The reply should contain each record below, returned exactly as given.

-- Data for review follows --

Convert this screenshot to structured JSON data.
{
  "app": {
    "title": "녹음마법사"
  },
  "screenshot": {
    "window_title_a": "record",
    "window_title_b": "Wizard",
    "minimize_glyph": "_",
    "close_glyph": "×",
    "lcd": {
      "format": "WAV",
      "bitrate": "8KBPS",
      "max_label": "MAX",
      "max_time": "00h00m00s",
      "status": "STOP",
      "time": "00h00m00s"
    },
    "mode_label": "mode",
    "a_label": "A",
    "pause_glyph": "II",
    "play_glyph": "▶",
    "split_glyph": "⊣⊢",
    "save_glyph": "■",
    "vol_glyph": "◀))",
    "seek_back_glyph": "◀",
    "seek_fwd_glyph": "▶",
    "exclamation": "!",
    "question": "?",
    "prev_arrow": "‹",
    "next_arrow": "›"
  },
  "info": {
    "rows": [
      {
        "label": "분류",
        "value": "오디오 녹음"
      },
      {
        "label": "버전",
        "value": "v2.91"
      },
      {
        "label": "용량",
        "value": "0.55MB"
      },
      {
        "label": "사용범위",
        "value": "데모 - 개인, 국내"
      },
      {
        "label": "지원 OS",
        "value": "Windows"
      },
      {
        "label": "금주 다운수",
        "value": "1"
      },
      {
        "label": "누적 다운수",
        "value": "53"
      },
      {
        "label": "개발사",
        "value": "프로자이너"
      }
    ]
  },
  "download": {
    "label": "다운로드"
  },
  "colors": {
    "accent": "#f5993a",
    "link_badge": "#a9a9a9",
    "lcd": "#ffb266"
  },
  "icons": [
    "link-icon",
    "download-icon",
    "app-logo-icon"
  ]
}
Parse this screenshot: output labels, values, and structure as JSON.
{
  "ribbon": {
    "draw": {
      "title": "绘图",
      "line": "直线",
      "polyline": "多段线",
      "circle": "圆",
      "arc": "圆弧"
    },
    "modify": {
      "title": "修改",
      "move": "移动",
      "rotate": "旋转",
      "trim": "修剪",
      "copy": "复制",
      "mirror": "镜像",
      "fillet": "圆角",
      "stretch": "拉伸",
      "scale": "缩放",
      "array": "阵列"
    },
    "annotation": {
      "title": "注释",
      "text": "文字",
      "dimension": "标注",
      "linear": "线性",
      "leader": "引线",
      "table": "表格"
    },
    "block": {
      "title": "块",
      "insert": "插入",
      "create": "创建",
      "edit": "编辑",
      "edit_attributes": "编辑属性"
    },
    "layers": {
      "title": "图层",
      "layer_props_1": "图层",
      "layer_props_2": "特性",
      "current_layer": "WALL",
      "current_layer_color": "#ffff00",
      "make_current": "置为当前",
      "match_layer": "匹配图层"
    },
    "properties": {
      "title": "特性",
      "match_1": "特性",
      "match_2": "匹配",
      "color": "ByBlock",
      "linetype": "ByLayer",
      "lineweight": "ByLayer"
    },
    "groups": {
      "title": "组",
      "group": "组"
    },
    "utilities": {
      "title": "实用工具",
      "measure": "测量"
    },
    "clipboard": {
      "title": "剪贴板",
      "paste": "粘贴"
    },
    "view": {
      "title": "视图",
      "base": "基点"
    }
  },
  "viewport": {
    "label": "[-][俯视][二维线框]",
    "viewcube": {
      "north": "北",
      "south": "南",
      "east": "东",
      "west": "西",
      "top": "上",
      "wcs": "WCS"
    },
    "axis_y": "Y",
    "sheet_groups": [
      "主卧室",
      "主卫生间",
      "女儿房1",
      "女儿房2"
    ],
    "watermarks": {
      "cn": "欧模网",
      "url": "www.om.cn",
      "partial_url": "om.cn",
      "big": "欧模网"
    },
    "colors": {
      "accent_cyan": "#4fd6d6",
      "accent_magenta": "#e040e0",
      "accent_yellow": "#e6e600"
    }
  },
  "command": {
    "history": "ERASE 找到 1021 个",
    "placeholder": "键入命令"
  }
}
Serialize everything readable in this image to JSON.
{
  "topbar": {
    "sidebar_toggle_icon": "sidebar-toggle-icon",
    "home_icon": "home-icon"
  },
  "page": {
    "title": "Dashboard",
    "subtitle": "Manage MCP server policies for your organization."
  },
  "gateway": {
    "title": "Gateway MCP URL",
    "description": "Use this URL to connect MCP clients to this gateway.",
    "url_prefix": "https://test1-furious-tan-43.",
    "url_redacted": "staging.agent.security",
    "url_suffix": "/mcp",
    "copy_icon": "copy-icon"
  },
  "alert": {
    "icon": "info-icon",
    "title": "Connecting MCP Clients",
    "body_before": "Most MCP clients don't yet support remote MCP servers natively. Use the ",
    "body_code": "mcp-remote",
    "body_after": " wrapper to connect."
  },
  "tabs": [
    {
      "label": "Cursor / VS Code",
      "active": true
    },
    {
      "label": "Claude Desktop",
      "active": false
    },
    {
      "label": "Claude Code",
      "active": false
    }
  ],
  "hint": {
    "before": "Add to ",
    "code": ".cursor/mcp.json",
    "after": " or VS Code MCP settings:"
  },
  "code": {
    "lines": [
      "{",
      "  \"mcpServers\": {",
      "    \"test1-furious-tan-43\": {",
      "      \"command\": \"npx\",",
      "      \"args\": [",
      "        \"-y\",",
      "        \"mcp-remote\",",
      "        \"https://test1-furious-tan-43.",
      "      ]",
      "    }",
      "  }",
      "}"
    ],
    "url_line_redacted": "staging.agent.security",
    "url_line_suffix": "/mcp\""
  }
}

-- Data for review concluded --

▶ _Answer section_:
Convert this screenshot to structured JSON data.
{
  "app": {
    "title": "녹음마법사"
  },
  "screenshot": {
    "window_title_a": "record",
    "window_title_b": "Wizard",
    "minimize_glyph": "_",
    "close_glyph": "×",
    "lcd": {
      "format": "WAV",
      "bitrate": "8KBPS",
      "max_label": "MAX",
      "max_time": "00h00m00s",
      "status": "STOP",
      "time": "00h00m00s"
    },
    "mode_label": "mode",
    "a_label": "A",
    "pause_glyph": "II",
    "play_glyph": "▶",
    "split_glyph": "⊣⊢",
    "save_glyph": "■",
    "vol_glyph": "◀))",
    "seek_back_glyph": "◀",
    "seek_fwd_glyph": "▶",
    "exclamation": "!",
    "question": "?",
    "prev_arrow": "‹",
    "next_arrow": "›"
  },
  "info": {
    "rows": [
      {
        "label": "분류",
        "value": "오디오 녹음"
      },
      {
        "label": "버전",
        "value": "v2.91"
      },
      {
        "label": "용량",
        "value": "0.55MB"
      },
      {
        "label": "사용범위",
        "value": "데모 - 개인, 국내"
      },
      {
        "label": "지원 OS",
        "value": "Windows"
      },
      {
        "label": "금주 다운수",
        "value": "1"
      },
      {
        "label": "누적 다운수",
        "value": "53"
      },
      {
        "label": "개발사",
        "value": "프로자이너"
      }
    ]
  },
  "download": {
    "label": "다운로드"
  },
  "colors": {
    "accent": "#f5993a",
    "link_badge": "#a9a9a9",
    "lcd": "#ffb266"
  },
  "icons": [
    "link-icon",
    "download-icon",
    "app-logo-icon"
  ]
}
Parse this screenshot: output labels, values, and structure as JSON.
{
  "ribbon": {
    "draw": {
      "title": "绘图",
      "line": "直线",
      "polyline": "多段线",
      "circle": "圆",
      "arc": "圆弧"
    },
    "modify": {
      "title": "修改",
      "move": "移动",
      "rotate": "旋转",
      "trim": "修剪",
      "copy": "复制",
      "mirror": "镜像",
      "fillet": "圆角",
      "stretch": "拉伸",
      "scale": "缩放",
      "array": "阵列"
    },
    "annotation": {
      "title": "注释",
      "text": "文字",
      "dimension": "标注",
      "linear": "线性",
      "leader": "引线",
      "table": "表格"
    },
    "block": {
      "title": "块",
      "insert": "插入",
      "create": "创建",
      "edit": "编辑",
      "edit_attributes": "编辑属性"
    },
    "layers": {
      "title": "图层",
      "layer_props_1": "图层",
      "layer_props_2": "特性",
      "current_layer": "WALL",
      "current_layer_color": "#ffff00",
      "make_current": "置为当前",
      "match_layer": "匹配图层"
    },
    "properties": {
      "title": "特性",
      "match_1": "特性",
      "match_2": "匹配",
      "color": "ByBlock",
      "linetype": "ByLayer",
      "lineweight": "ByLayer"
    },
    "groups": {
      "title": "组",
      "group": "组"
    },
    "utilities": {
      "title": "实用工具",
      "measure": "测量"
    },
    "clipboard": {
      "title": "剪贴板",
      "paste": "粘贴"
    },
    "view": {
      "title": "视图",
      "base": "基点"
    }
  },
  "viewport": {
    "label": "[-][俯视][二维线框]",
    "viewcube": {
      "north": "北",
      "south": "南",
      "east": "东",
      "west": "西",
      "top": "上",
      "wcs": "WCS"
    },
    "axis_y": "Y",
    "sheet_groups": [
      "主卧室",
      "主卫生间",
      "女儿房1",
      "女儿房2"
    ],
    "watermarks": {
      "cn": "欧模网",
      "url": "www.om.cn",
      "partial_url": "om.cn",
      "big": "欧模网"
    },
    "colors": {
      "accent_cyan": "#4fd6d6",
      "accent_magenta": "#e040e0",
      "accent_yellow": "#e6e600"
    }
  },
  "command": {
    "history": "ERASE 找到 1021 个",
    "placeholder": "键入命令"
  }
}
Serialize everything readable in this image to JSON.
{
  "topbar": {
    "sidebar_toggle_icon": "sidebar-toggle-icon",
    "home_icon": "home-icon"
  },
  "page": {
    "title": "Dashboard",
    "subtitle": "Manage MCP server policies for your organization."
  },
  "gateway": {
    "title": "Gateway MCP URL",
    "description": "Use this URL to connect MCP clients to this gateway.",
    "url_prefix": "https://test1-furious-tan-43.",
    "url_redacted": "staging.agent.security",
    "url_suffix": "/mcp",
    "copy_icon": "copy-icon"
  },
  "alert": {
    "icon": "info-icon",
    "title": "Connecting MCP Clients",
    "body_before": "Most MCP clients don't yet support remote MCP servers natively. Use the ",
    "body_code": "mcp-remote",
    "body_after": " wrapper to connect."
  },
  "tabs": [
    {
      "label": "Cursor / VS Code",
      "active": true
    },
    {
      "label": "Claude Desktop",
      "active": false
    },
    {
      "label": "Claude Code",
      "active": false
    }
  ],
  "hint": {
    "before": "Add to ",
    "code": ".cursor/mcp.json",
    "after": " or VS Code MCP settings:"
  },
  "code": {
    "lines": [
      "{",
      "  \"mcpServers\": {",
      "    \"test1-furious-tan-43\": {",
      "      \"command\": \"npx\",",
      "      \"args\": [",
      "        \"-y\",",
      "        \"mcp-remote\",",
      "        \"https://test1-furious-tan-43.",
      "      ]",
      "    }",
      "  }",
      "}"
    ],
    "url_line_redacted": "staging.agent.security",
    "url_line_suffix": "/mcp\""
  }
}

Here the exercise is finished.